** Opening DATA EXTRACTS block **
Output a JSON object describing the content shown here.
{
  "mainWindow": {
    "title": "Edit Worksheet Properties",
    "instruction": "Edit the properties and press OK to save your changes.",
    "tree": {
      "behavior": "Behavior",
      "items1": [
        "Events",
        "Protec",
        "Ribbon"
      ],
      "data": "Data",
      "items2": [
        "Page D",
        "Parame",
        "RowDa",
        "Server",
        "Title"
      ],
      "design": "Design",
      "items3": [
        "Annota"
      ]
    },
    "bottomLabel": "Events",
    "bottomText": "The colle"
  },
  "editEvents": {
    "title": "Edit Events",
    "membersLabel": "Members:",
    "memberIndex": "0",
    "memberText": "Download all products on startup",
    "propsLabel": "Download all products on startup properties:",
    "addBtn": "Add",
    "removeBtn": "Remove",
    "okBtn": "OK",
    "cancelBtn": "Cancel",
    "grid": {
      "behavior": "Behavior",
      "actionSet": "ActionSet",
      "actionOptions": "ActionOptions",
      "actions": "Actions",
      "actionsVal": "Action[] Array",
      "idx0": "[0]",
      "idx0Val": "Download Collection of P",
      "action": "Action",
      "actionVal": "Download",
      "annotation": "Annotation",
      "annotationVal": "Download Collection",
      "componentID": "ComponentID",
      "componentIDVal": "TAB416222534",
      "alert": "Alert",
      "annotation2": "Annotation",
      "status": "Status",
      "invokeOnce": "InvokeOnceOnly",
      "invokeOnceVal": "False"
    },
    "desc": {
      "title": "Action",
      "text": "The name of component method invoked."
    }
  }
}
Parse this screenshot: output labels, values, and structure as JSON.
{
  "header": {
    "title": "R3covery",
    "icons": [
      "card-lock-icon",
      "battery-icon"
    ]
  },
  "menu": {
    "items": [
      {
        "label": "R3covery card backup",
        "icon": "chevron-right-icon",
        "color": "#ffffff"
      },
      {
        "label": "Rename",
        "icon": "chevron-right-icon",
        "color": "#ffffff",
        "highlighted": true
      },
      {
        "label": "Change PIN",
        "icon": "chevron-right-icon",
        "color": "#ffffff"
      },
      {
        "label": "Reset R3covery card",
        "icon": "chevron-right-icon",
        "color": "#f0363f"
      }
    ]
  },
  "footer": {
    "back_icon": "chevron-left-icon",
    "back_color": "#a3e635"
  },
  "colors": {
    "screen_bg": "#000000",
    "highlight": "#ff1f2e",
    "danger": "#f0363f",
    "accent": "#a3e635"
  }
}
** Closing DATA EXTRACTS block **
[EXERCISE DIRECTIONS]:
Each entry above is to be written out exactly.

[WRITTEN SOLUTION]:
Output a JSON object describing the content shown here.
{
  "mainWindow": {
    "title": "Edit Worksheet Properties",
    "instruction": "Edit the properties and press OK to save your changes.",
    "tree": {
      "behavior": "Behavior",
      "items1": [
        "Events",
        "Protec",
        "Ribbon"
      ],
      "data": "Data",
      "items2": [
        "Page D",
        "Parame",
        "RowDa",
        "Server",
        "Title"
      ],
      "design": "Design",
      "items3": [
        "Annota"
      ]
    },
    "bottomLabel": "Events",
    "bottomText": "The colle"
  },
  "editEvents": {
    "title": "Edit Events",
    "membersLabel": "Members:",
    "memberIndex": "0",
    "memberText": "Download all products on startup",
    "propsLabel": "Download all products on startup properties:",
    "addBtn": "Add",
    "removeBtn": "Remove",
    "okBtn": "OK",
    "cancelBtn": "Cancel",
    "grid": {
      "behavior": "Behavior",
      "actionSet": "ActionSet",
      "actionOptions": "ActionOptions",
      "actions": "Actions",
      "actionsVal": "Action[] Array",
      "idx0": "[0]",
      "idx0Val": "Download Collection of P",
      "action": "Action",
      "actionVal": "Download",
      "annotation": "Annotation",
      "annotationVal": "Download Collection",
      "componentID": "ComponentID",
      "componentIDVal": "TAB416222534",
      "alert": "Alert",
      "annotation2": "Annotation",
      "status": "Status",
      "invokeOnce": "InvokeOnceOnly",
      "invokeOnceVal": "False"
    },
    "desc": {
      "title": "Action",
      "text": "The name of component method invoked."
    }
  }
}
Parse this screenshot: output labels, values, and structure as JSON.
{
  "header": {
    "title": "R3covery",
    "icons": [
      "card-lock-icon",
      "battery-icon"
    ]
  },
  "menu": {
    "items": [
      {
        "label": "R3covery card backup",
        "icon": "chevron-right-icon",
        "color": "#ffffff"
      },
      {
        "label": "Rename",
        "icon": "chevron-right-icon",
        "color": "#ffffff",
        "highlighted": true
      },
      {
        "label": "Change PIN",
        "icon": "chevron-right-icon",
        "color": "#ffffff"
      },
      {
        "label": "Reset R3covery card",
        "icon": "chevron-right-icon",
        "color": "#f0363f"
      }
    ]
  },
  "footer": {
    "back_icon": "chevron-left-icon",
    "back_color": "#a3e635"
  },
  "colors": {
    "screen_bg": "#000000",
    "highlight": "#ff1f2e",
    "danger": "#f0363f",
    "accent": "#a3e635"
  }
}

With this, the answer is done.